This is called "SERIES" wiring. http://en.wikipedia.org/wiki/Series_and_parallel_circuits
Step 4: The Timer Added to the Circuit
This image will show how the timer is added into the circuit. Notice the writing on the image... it will be a good guide for connections.
Step 5: Mount Hook
You will find that pre-drilling a hole in the wood before screwing in the hook- that will keep it from splitting. A good excuse to own a power tool!
If you want to go "low tech", you could also use a small "eye" hook (no need to pre-drill a hole), and then loop a piece of cord through it- to hang over the door knob. You don't have to get as fancy as this bicycle storage hook, but for 40 cents, why not?
Step 6: Connecting the Wires- Various Methods
This is not a high voltage deal, so there is no danger or getting zapped. You could just twist the wires together and be done with it. You could tape them. You could solder them (Oh boy, another excuse to buy a tool!) You might use a fancy connector- or you'll find great use for "shrink tubing".
Shrink tubing is easy to use. Twist your wires together really well- I like to then bend the joint over in a hook loop. Then cut a piece of tubing to fit. Shrink it down with a heat source. Another cool thing you can get at Radio Shack.
Step 7: Secure the Components to the Board
I used two 1.5" drywall screws to tie the timer to the board. I then used two 1/2" drywall screws to tie each of the three battery holders to the board.
I tucked the wires up and behind the battery holder to keep it neat.
Step 8: What It Should Look Like
This is what mine looks like, yours may be similar. Not to worry- it will work just fine.
Let's put some batteries in....
Step 9: Connect the New Power Supply to Your Fling-ama-String
Turn the Fling-ama-String to the ON position. Turn your newly installed timer to the ON position. There will now be power supplied off of the end of your power leads. It's 4.5 volts, so don't get too concerned- but don't let them touch or they will cause your batteries to wear out.
Touch the POSITIVE (+) RED lead to the flat coiled-up spring in the upper right hand corner of the Fling-ama-String battery case.

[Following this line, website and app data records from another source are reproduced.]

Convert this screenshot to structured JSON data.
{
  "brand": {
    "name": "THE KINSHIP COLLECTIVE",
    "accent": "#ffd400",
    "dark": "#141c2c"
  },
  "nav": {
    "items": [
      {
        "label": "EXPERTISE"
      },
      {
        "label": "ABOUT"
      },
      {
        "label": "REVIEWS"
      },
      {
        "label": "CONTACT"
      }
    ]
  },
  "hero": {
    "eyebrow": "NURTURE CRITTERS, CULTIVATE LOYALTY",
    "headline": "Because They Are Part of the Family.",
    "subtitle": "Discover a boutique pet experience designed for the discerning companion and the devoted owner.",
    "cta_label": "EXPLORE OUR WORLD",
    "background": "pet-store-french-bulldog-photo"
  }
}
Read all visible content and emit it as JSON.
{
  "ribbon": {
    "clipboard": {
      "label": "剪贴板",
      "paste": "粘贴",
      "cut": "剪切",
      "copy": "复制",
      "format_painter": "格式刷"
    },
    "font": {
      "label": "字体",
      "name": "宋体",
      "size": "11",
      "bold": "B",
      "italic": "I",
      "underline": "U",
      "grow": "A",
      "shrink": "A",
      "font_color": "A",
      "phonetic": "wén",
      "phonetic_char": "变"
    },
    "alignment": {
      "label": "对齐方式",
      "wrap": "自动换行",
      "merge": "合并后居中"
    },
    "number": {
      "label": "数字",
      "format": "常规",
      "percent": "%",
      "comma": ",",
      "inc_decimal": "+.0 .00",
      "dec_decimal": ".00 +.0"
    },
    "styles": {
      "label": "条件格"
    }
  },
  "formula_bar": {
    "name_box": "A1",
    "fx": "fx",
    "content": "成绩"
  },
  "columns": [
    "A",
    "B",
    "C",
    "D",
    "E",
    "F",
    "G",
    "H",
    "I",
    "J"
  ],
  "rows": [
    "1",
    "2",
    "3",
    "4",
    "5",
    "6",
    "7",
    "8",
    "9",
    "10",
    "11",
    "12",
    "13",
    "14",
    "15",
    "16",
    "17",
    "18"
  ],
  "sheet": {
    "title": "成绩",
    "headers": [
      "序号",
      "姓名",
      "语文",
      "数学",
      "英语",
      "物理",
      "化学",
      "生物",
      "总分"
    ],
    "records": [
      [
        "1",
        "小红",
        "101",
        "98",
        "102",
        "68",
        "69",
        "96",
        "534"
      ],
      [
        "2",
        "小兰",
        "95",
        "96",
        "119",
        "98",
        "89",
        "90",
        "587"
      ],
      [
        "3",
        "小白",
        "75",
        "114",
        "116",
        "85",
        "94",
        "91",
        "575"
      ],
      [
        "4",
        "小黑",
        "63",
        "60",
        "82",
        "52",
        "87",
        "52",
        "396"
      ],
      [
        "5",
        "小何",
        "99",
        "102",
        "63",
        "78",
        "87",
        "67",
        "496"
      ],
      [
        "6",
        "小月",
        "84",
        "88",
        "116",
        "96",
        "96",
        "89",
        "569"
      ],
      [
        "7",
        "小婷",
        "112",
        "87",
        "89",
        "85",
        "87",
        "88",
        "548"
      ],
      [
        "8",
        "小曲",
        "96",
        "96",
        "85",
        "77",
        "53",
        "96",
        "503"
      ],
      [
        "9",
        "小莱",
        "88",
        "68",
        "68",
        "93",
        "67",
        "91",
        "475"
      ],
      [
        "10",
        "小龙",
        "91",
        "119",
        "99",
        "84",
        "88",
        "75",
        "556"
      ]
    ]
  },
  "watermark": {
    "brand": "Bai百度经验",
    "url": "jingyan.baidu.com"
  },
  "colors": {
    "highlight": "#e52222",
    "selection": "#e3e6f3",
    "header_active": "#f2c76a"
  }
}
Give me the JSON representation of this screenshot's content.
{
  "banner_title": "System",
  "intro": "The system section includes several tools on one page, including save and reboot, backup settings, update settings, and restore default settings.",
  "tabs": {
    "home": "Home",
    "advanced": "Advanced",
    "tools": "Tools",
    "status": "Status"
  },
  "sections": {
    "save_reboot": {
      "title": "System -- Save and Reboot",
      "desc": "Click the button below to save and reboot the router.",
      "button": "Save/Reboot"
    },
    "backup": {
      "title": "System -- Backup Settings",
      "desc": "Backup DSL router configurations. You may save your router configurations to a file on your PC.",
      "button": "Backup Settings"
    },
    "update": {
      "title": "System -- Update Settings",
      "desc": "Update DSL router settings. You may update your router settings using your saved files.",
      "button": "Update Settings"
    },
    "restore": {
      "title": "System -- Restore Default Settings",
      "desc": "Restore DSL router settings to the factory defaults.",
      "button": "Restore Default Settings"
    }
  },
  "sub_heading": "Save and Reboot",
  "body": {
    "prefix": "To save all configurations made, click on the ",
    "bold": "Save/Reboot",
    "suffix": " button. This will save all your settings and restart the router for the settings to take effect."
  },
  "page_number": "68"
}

Touch the NEGATIVE (-) BLACK lead to the cone shaped spring in the lower left corner of the Fling-ama-String battery case.
The toy should operate and the band should be going in the proper direction. If not, reverse the wires at the battery compartment springs in the Fling-ama-String battery compartment.
Me? I just smoosh the wires into the springs. You can wrap the wires around the sprigs, or you can get real fancy and get tiny "alligator clips" to bite them with. Unnecessary, but another Radio Shack item for $1.
Step 10: The Battery Door Cover
It will need a little slot cut in it to allow the new power wire to go through.
I was too lazy to go to the basement for a file, didn't want to bother with my Swiss Army Knife, so I used a nail file that my wife left laying around. Just cut a notch. If it's snug, that would be good. That way, it won't allow any tugging of the wires from the outside. That might cause the wires to come off the springs- and kitty wouldn't want that!
Step 11: Set It Up
Hang the new power supply off of the back side of the door. The new power cord runs around the door.
You would never want to do this with a regular household current power line, but a tiny 4.5v line is not dangerous. This narrow door frame gap is why you might want to buy and use multi strand "speaker wire' while you're at Radio Shack. It's thin and very flexible. If you use scrap lamp cord (extension cord wire), it's a lot thicker- so your door's closing might be blocked.
Step 12: Sit Back in Wonderment
Give the timer a little twist and pretty soon, your kitty will know what that sound means!
You'll find that these D Cell Batteries seem to last forever (certainly when compared to leaving the original standard 3 AA Batteries run down if you leave the room).
Remember- to operate, the switch on the Fling-ama-String should be left in the "on" position. Control the power to the unit by a twist of the timer.
Kitty likes Fling-ama-String!